### ACTIVITY
Report the lines of the data below that contain the string "请求数据的开始位移量".

### DATA
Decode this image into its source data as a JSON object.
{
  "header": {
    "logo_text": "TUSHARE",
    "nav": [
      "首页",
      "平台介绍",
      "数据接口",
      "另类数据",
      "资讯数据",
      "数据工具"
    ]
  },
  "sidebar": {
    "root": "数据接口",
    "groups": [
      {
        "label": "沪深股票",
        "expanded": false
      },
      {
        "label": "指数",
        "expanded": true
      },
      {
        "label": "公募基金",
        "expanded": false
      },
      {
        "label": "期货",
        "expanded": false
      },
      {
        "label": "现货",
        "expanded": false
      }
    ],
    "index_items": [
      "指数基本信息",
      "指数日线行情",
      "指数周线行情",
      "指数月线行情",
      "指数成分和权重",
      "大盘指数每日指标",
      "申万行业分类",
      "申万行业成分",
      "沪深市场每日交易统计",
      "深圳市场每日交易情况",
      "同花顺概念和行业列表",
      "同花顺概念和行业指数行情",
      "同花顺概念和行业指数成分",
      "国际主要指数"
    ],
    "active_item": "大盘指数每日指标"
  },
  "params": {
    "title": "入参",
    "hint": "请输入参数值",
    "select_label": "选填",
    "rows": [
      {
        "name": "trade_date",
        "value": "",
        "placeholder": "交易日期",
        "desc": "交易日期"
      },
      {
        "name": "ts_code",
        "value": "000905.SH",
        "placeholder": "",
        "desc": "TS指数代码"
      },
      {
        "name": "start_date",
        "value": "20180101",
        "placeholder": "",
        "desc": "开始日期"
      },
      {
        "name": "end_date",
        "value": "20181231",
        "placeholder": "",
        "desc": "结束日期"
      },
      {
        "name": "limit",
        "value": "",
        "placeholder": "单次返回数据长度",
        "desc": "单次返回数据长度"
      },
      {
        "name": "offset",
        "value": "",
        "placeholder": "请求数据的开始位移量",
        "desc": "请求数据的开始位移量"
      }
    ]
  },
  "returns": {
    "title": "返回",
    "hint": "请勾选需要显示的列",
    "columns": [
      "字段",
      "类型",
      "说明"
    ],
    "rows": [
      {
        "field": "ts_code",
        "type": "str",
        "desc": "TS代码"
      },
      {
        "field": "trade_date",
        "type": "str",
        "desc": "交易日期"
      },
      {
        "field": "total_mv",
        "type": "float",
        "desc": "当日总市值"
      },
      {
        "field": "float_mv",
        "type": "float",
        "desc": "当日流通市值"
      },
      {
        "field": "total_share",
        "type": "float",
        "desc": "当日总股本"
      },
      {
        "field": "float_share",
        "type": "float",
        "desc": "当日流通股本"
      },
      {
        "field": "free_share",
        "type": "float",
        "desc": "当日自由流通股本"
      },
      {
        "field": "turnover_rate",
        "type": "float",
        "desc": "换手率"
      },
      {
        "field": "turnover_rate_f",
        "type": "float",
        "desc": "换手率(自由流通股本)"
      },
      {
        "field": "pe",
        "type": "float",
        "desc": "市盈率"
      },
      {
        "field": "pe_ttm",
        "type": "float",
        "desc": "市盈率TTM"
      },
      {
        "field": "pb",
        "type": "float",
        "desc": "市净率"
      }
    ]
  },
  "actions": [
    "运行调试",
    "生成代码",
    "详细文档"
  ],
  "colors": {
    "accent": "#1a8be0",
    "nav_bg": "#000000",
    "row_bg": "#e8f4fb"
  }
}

### RESPONSE TO THE EXERCISE
        "placeholder": "请求数据的开始位移量",
        "desc": "请求数据的开始位移量"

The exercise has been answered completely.